Problem requirements: Each line of the listing that contains "this" should be found and copied.

++++ Material provided

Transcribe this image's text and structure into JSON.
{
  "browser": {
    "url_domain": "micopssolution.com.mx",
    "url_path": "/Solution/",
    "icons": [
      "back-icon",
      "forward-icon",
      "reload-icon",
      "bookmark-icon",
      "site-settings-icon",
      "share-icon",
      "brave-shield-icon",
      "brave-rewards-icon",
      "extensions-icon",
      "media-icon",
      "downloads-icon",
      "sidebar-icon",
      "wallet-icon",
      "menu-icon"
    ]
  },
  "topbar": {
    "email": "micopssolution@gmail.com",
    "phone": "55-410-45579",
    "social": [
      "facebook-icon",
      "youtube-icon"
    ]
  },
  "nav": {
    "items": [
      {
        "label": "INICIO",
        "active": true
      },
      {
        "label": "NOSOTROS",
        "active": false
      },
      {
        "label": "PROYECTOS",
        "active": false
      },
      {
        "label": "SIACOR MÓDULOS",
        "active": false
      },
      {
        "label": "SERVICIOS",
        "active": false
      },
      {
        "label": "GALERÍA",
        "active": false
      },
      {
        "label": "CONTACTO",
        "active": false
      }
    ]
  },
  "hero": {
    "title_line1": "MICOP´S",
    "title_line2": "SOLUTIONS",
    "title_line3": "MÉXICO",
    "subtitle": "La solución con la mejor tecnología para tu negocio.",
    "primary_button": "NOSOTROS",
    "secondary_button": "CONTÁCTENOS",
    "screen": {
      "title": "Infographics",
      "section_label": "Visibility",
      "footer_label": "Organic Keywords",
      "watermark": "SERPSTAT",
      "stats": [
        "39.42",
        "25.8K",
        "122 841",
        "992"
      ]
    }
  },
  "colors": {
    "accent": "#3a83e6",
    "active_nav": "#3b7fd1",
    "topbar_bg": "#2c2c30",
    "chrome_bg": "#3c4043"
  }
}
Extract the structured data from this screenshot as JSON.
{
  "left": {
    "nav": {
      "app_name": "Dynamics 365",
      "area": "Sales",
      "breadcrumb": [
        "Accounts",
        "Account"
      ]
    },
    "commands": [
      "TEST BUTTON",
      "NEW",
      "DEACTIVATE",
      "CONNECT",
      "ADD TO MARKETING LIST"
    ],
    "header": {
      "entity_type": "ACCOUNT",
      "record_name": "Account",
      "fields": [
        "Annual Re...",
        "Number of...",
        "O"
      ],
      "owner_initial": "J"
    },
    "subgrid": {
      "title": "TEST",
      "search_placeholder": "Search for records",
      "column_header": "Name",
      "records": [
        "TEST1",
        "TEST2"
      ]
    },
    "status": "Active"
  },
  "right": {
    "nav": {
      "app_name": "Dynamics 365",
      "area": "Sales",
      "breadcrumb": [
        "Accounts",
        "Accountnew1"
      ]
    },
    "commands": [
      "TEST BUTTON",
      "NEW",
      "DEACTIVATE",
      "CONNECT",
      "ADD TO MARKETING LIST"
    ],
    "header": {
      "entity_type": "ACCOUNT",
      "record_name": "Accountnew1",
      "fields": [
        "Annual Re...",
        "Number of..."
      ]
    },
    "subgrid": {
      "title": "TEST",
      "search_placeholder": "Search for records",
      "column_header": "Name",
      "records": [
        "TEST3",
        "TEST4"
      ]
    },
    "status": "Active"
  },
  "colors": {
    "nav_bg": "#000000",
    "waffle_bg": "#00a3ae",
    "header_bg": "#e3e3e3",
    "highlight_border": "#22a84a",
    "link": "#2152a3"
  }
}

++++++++

Your response:
Transcribe this image's text and structure into JSON.
Extract the structured data from this screenshot as JSON.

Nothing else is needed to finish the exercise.